* What you are asked to do
For the string "time", state the number of lines in the data that contain it, and nothing else.

* Records to use
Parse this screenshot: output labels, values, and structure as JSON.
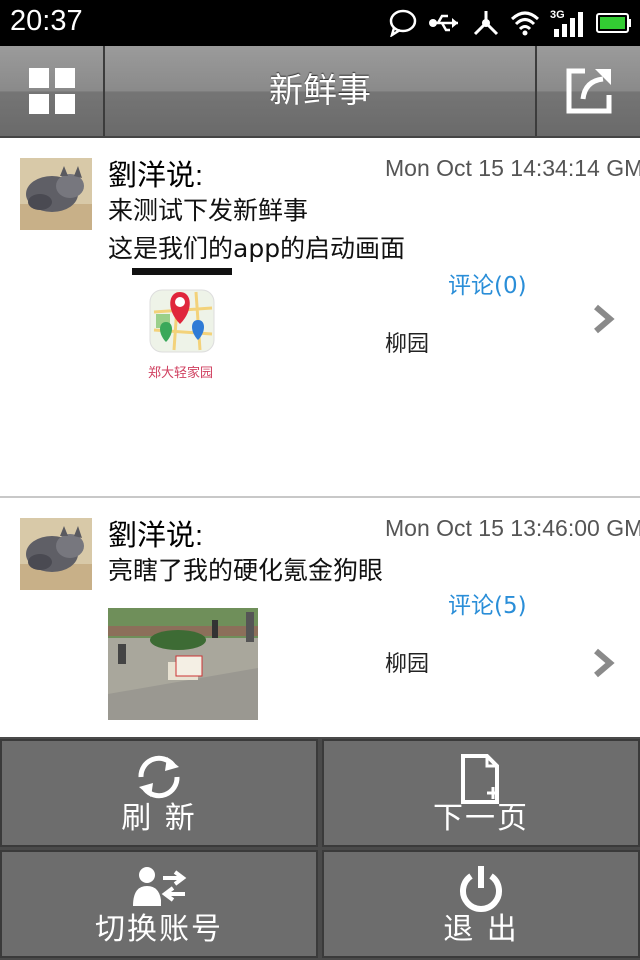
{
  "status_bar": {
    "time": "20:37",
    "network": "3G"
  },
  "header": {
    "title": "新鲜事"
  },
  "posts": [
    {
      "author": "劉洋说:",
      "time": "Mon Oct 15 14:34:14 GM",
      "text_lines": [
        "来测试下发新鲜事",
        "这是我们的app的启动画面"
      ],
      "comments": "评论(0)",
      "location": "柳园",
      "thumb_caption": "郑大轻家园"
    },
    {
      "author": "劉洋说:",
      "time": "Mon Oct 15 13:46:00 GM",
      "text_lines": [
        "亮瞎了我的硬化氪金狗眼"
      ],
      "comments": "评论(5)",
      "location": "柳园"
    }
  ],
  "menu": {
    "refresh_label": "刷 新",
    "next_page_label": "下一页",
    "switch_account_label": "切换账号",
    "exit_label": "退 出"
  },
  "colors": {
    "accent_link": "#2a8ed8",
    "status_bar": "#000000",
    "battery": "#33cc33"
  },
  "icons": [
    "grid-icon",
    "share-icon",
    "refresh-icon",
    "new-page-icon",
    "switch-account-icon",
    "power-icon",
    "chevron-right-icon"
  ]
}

* Completed task
3